According to Yaki Udon history, dried Udon noodles have been used for an original Yaki Udon. By using dried noodles, the toasty sauce flavors noodles without making noodles soggy. Cook dried Udon noodles until they become in “al dente”. After cooked, drain and rinse them with cold water until the slimy feeling is away.
Are all udon noodles thick?
Udon are chewy Japanese noodles made from wheat flour, water, and salt, typically served in a simple dashi-based broth. They’re thicker than buckwheat soba noodles —typically two to four millimeters—and can be either flat or rounded.
Do you rinse udon noodles?
Stir-fry: When using spaghetti or any kind of Asian-style noodles — like soba, udon, or rice noodles — for stir-fry, they should always be rinsed after cooking. The starchy film on the noodles would otherwise make them gummy and clump together when stir-fried.
How do you not overcook Udon?
One solution to overcooked noodles is to throw them in a pan with a little butter or olive oil and sauté them over low heat. This will crisp them back up a bit, allowing you to salvage dinner. Add some garlic or Parmesan cheese for an extra kick — and to disguise the overcooked flavor of the noodles.
Do dried udon noodles go bad?
How long do dried udon noodles last? Keep fresh udon refrigerated and use by their expiration date. Dried udon will keep nearly indefinitely on the pantry shelf.
How do you not overcook noodles?
How to Avoid Overcooking Pasta
- Use a Big Pot. This is a super common mistake that people make.
- Salt your water. No explanation needed.
- Don’t add your pasta before the water is boiling.
- Don’t Add Oil.
- Give the pasta a stir.
- Use a timer.
- Stay nearby.
Do I need to cook fresh udon?
Description: Soft udon noodles that are wok-ready with no pre cooking required. For Soup Prep: Put Noodle into 300cc boiling water, add seasoning & stir well to cook for 3 minutes. Eat the noodle with Japanese noodle sauces.
Do udon noodles have egg?
Generally yes, udon is vegan-friendly as it’s simply made from wheat flour and water. They’re one of the few types of noodles that don’t commonly contain egg. However, it’s always worth double-checking an ingredients list or asking at a restaurant to make sure.
What can I add to Udon?
Vegetables for Udon Noodle Soup
- Snow peas.
- Carrots (sliced thinly or use julienne carrots)
- Fresh mushrooms.
- Corn kernels.
- Hard boiled egg (already hard boiled, just cut in half)
- Thin, roasted seaweed slices (nori)
- Fresh bean sprouts.
What are the best udon noodles?
Best Sellers in Udon Noodles
- #1. Hime Dried Udon Noodles, 28.21-Ounce.
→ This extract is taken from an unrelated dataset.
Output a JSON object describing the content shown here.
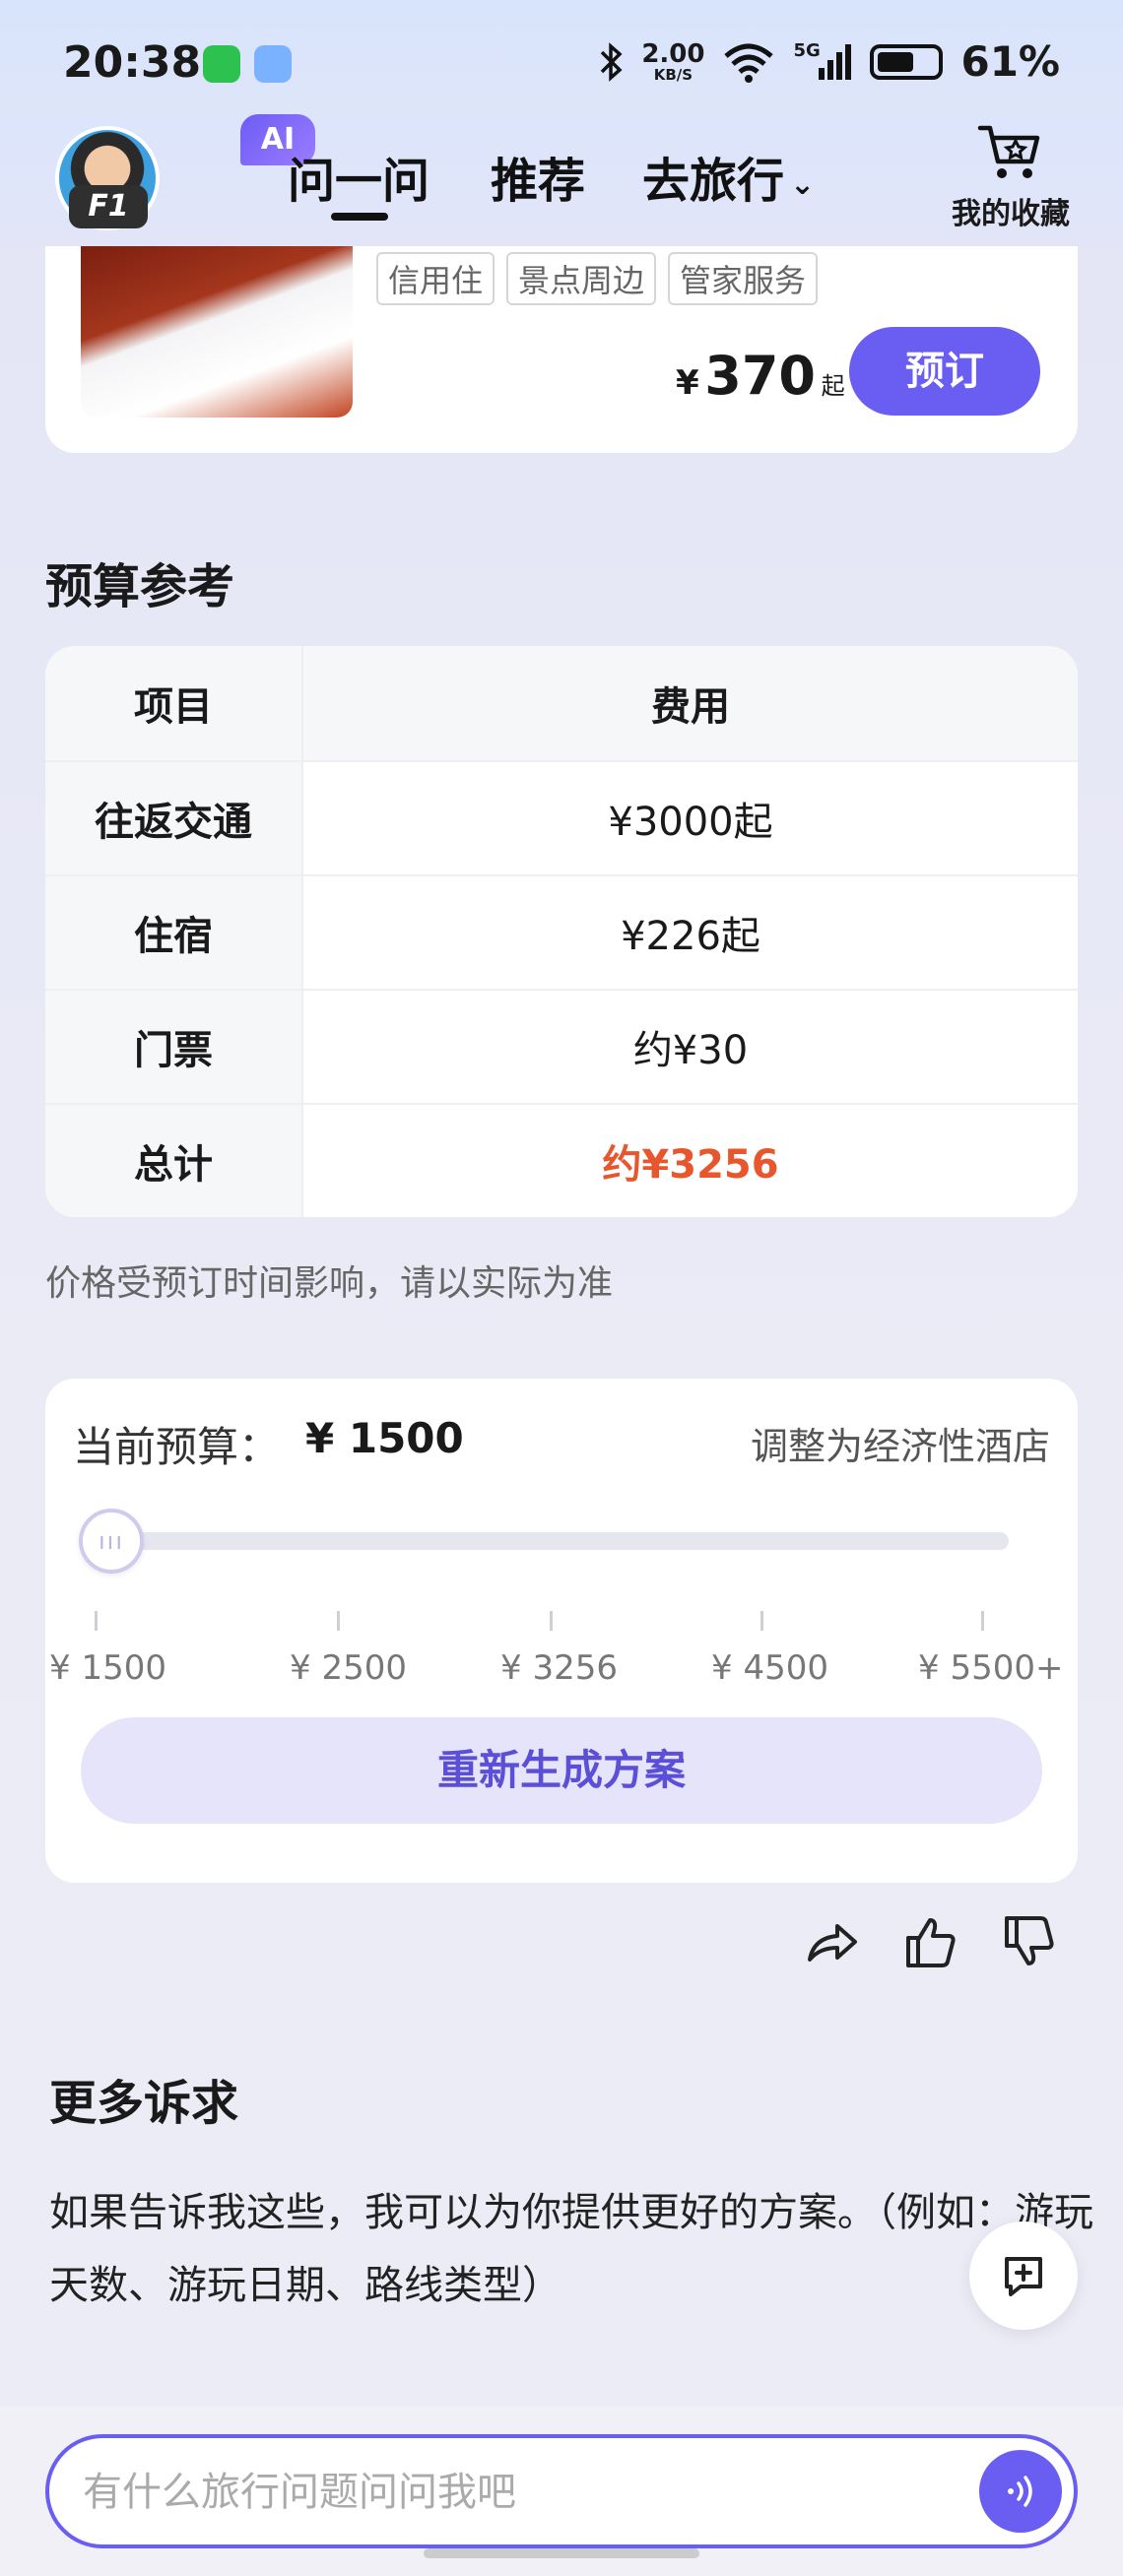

- #2. Ka-Me Stir Fry Noodles, Hokkien, 14.2 Ounce (Pack of 6)
- #3. Myojo Jumbo Udon Noodles, No Soup, 19.89 Ounce.
- #4. Twin Pack Hime Dried Udon Noodles, 28.21-Ounce (Pack of 2)
- #5. Hime Dried Somen Noodles, 28.21-Ounce.
Can you steam udon?
Udon can be simply boiled like spaghetti noodles, but slowing the cooking process with cold water partway through gives udon the tender, chewy texture for which they are prized.